There’s been a lot written about the domain-name “land grab” that ICANN — the agency in charge of the internet’s central address system — unleashed recently, by offering companies the chance to register thousands of new top-level domains that could be used alongside the usual selection like .com and .org. While some of the suggestions are amusing, others are more troubling: Google, for example, wants the exclusive right to reserve domains such as .search and .blog for its own use, and Amazon wants to do the same with .music and .cloud. Some critics, including open-web advocate and blogging pioneer Dave Winer, think this is wrong and shouldn’t be allowed. Are they right?
Just to recap, ICANN — otherwise known as the Internet Corporation for Assigned Names and Numbers, which used to be a U.S. government-funded agency but is now a non-profit managed by a variety of industry stakeholders — decided last year that it was going to add hundreds or even thousands of new “top level” domains to the system. The agency says that this is driven by a desire to open up competition in the domain-registry business, but others argue that it is a revenue grab by ICANN and others (since registrants had to pay $185,000 to file each claim and will pay monthly fees as well) and will make the internet even more complicated.
Google wants .blog and Amazon wants .book
A couple of weeks ago, ICANN released the names of the companies and individuals who had applied to register new domains — a massive laundry list that includes everything from .beer and .lol to .gay and .asian. As my colleague Jeff Roberts described at the time, two of the biggest registrants were Google and Amazon: the former applied for more than 100 domains through a subsidiary called Charleston Road Registry, and Amazon applied for more than 75. Google’s applications range from .lol and .fun to .search and .map, while Amazon has applied for .music, .book and .like, among others.
The part of these applications that raised warning flags for Winer and others was what the companies said they planned to do with them. In Google’s case, the web giant said that some of the domains — such as .lol and .fun — would be open to the public to register addresses on, but others would be closed and for use by Google properties only, including .search and blog. The .blog domain would only be for users of Google’s Blogger software, the application said:

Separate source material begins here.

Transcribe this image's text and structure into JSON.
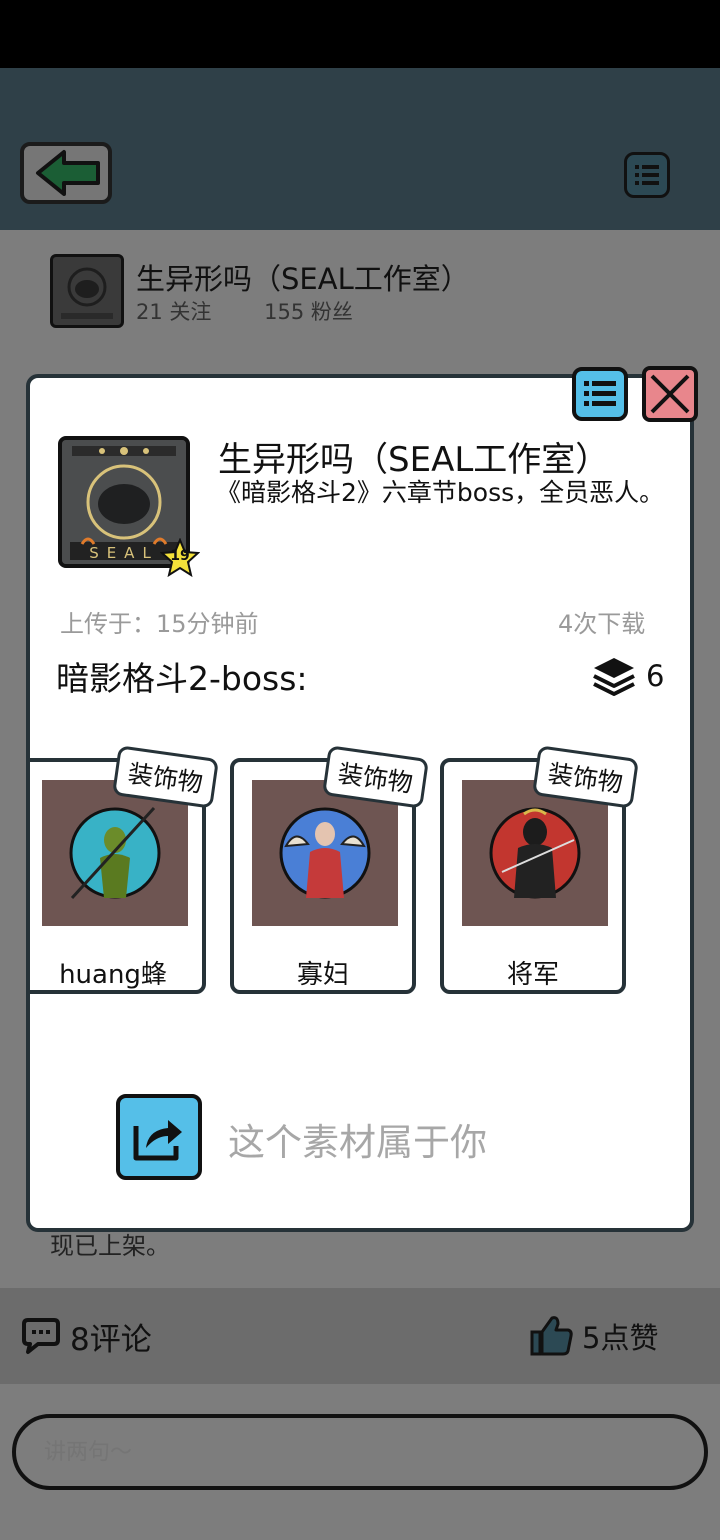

Google will manage a process whereby users will be able to make use of unique vanity names in the gTLD; such second-level domains will only point to the Google offering.
Amazon, meanwhile, has said that all of the 76 domains it has filed an application for will be its sole property and will be used for its own purposes — in other words, not available to the general public — and that includes .cloud and .music and .book, and even .news. Although the success of the applications by Google and Amazon is not guaranteed, the terms of the ICANN auction make it sound as though no reasonable offer will be refused, in the interests of enhancing competition. But does giving Google .blog solely for its own internal use serve that purpose?
Winer and other critics of the move, including Irish blogger and domain registrar Michele Neylon, say they have no argument with either Google or Amazon — or any other company, for that matter — controlling their own domains, such as .google or .amazon or even .gmail or .kindle, since those relate to trademarks that they have as a corporation. But why should Google be allowed to single-handedly use .blog, asks Winer — who helped pioneer the medium through his Userland software:
[W]hat if the name was created by an open source community, without the financial resources to mount a challenge? I have some standing there, because I played a role in establishing blogs. How does Google get the right to capture all the goodwill generated in the word blog?
Should Google control .cloud, or Amazon .news?
Even something as seemingly innocuous as .cloud could become contentious, especially since both Google and Amazon are vying for exclusive control of the domain — and Google is expected to announce at its upcoming I/O conference that it is launching an Amazon-style cloud service, which it will presumably want to distinguish from that of its competitor. Should ICANN be giving one company or the other the exclusive right to offer companies a .cloud address? And what about .news? Controlling that could theoretically allow Amazon to convey benefits on news entities that play by its rules.
One counter-argument that some commenters have made on the discussion at Hacker News around Winer’s blog post is that domain names are becoming increasingly irrelevant, since many web users simply type a bunch of keywords into their search box or address bar (which in Google’s Chrome browser are the same thing) and then expect the search engine to figure out where they want to go. By that logic, having a .blog or .book or even .news domain isn’t really going to cause much trouble, since one domain isn’t likely to be preferred over another.
But is that really the case? Prominent Google critic Scott Cleland has argued that the web giant could easily give preferential treatment to its own .blog or .search properties over those on other domains when it comes to search, just as it gives a higher profile to its own Google+ social results as part of the somewhat contentious “Search Plus Your World” feature. Cleland goes so far as to argue that Google’s control of such domains would give anti-trust regulators even more ammunition for their ongoing investigation of the company.
Whether ICANN accepts any of the applications from Google and Amazon remains to be seen — but if it does, there will be an even bigger spotlight on what those companies plan to do with them, and whether that is in the interests of the web as a whole.